Supreme Court Sets Arguments in Texas Admissions Case
The U.S. Supreme Court has set oral arguments for the case challenging race-conscious admissions at the University of Texas at Austin—scheduling them to take place smack in the middle of the final weeks of the presidential campaign.
The justices will hear arguments in Fisher v. University of Texas (Case No. 11-345) on Oct. 10, the court said Monday. That will be during the second week of arguments of the court's new term, which begins Oct. 1. It also comes between the first and second (of three) presidential debates and less than a month before Election Day.
The court will be weighing the constitutionality of a program in which the University of Texas at Austin considers race as one factor for admission after Texas students from the top 10 percent of their high school classes claim undergraduate places guaranteed by a state law. The admissions program was challenged by two white students who were denied admission to the 2008 entering class at the UT main campus in Austin. Only one of the two, Abigail Fisher, is involved in the Supreme Court appeal.
The Texas case presents one of the more high-profile issues for the court's new term, coming after the blockbuster term in which the justices issued major rulings on the Affordable Care Act, Arizona's immigration enforcement, and public-sector unions.
Many legal observers believe that the court's conservatives are inclined to use the case to further restrict or prohibit the consideration of race in college admissions. Whether there are five votes for such an outcome is the big question. Justice Elena Kagan is not participating in the case, presumably because she was U.S. solicitor general when President Obama's administration filed a brief in a federal appeals court backing the university's consideration of race. A panel of the U.S. Court of Appeals for the 5th Circuit, in New Orleans, upheld the Texas program in January 2011 under the 14th Amendment's equal-protection clause.
Donald B. Verrilli Jr., the current solicitor general, said recently that the U.S. Department of Justice was weighing whether to file a friend-of-the-court brief in Fisher.
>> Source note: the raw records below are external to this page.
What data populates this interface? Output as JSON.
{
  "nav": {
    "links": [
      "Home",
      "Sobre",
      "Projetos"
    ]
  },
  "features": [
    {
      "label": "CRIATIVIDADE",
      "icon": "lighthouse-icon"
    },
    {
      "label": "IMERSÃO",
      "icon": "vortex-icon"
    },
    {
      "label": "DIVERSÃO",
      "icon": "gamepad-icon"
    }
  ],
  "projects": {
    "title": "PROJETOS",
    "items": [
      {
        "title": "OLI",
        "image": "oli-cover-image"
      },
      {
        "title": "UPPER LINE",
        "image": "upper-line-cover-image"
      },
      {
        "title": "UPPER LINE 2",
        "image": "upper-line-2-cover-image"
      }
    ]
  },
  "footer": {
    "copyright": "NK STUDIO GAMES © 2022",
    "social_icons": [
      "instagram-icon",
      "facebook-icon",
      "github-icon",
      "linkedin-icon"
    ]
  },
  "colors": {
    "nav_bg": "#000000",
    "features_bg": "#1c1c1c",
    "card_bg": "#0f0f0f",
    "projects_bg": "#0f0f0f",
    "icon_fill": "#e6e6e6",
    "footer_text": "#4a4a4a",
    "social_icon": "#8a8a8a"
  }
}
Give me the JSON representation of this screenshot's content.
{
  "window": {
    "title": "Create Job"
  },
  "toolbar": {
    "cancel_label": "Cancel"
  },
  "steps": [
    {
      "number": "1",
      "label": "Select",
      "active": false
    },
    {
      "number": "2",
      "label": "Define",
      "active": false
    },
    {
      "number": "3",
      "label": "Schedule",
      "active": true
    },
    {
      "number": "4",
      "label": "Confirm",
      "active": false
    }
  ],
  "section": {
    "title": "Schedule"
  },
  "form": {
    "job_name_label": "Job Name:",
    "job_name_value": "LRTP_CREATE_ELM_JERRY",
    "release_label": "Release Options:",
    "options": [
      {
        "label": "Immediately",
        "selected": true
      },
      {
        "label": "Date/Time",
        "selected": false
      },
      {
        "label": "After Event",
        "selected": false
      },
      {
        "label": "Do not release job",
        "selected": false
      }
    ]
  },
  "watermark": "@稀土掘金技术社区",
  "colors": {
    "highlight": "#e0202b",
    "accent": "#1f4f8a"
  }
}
"The department's got a judgment to make about whether to file in the Supreme Court and what to say," Verrilli said at a July 11 forum at the Heritage Foundation in Washington. It would be highly unusual, though, for the solicitor general not to file a brief in such a high-profile case, especially one in which the federal government took a position at the appellate court level.
The merits briefs on behalf of Abigail Fisher, against race-based action in admissions, were filed in May. The merits brief on behalf of the University of Texas is due Aug. 6, with friend-of-the-court briefs on the university's side due a week after that.